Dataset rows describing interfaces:
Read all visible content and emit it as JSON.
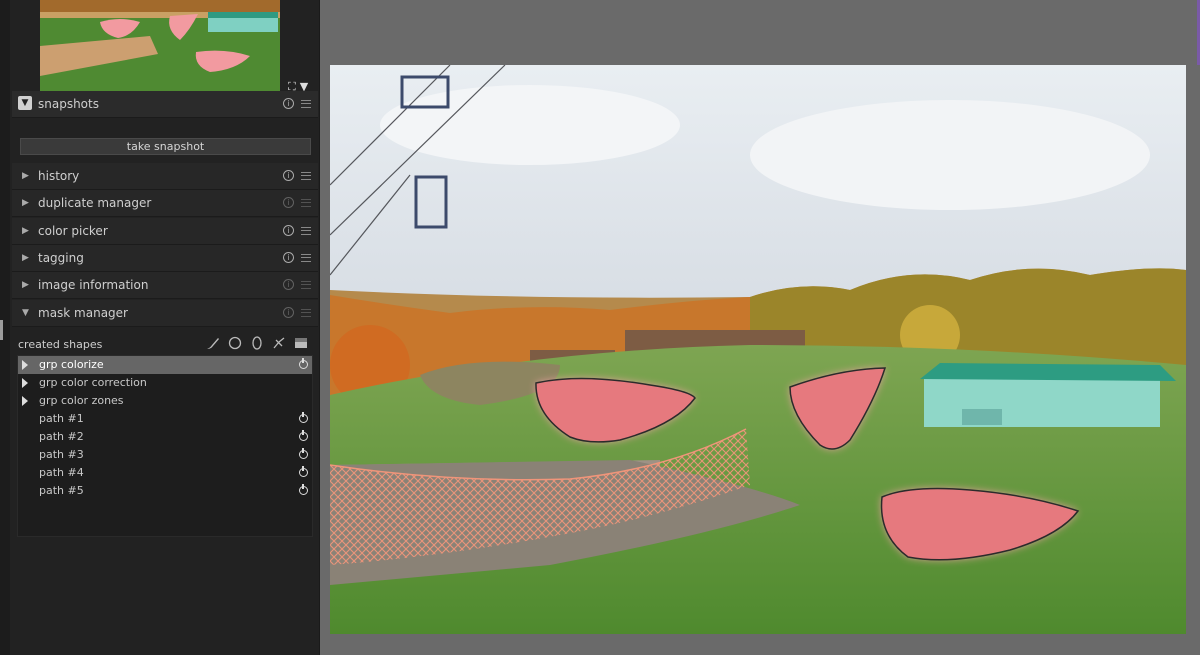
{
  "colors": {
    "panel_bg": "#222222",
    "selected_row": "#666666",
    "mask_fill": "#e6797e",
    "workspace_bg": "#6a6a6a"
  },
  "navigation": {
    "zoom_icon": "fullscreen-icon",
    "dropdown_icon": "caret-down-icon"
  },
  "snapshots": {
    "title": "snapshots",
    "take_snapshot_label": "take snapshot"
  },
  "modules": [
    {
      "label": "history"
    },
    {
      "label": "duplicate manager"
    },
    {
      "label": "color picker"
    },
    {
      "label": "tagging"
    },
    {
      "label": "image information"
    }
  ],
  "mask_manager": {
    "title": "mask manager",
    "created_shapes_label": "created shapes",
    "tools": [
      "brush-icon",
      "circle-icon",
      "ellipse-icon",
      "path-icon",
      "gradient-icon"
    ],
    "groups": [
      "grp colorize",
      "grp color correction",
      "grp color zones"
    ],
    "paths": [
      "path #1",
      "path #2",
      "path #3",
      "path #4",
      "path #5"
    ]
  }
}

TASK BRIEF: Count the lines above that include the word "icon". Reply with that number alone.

RESPONSE TO THE EXERCISE: 7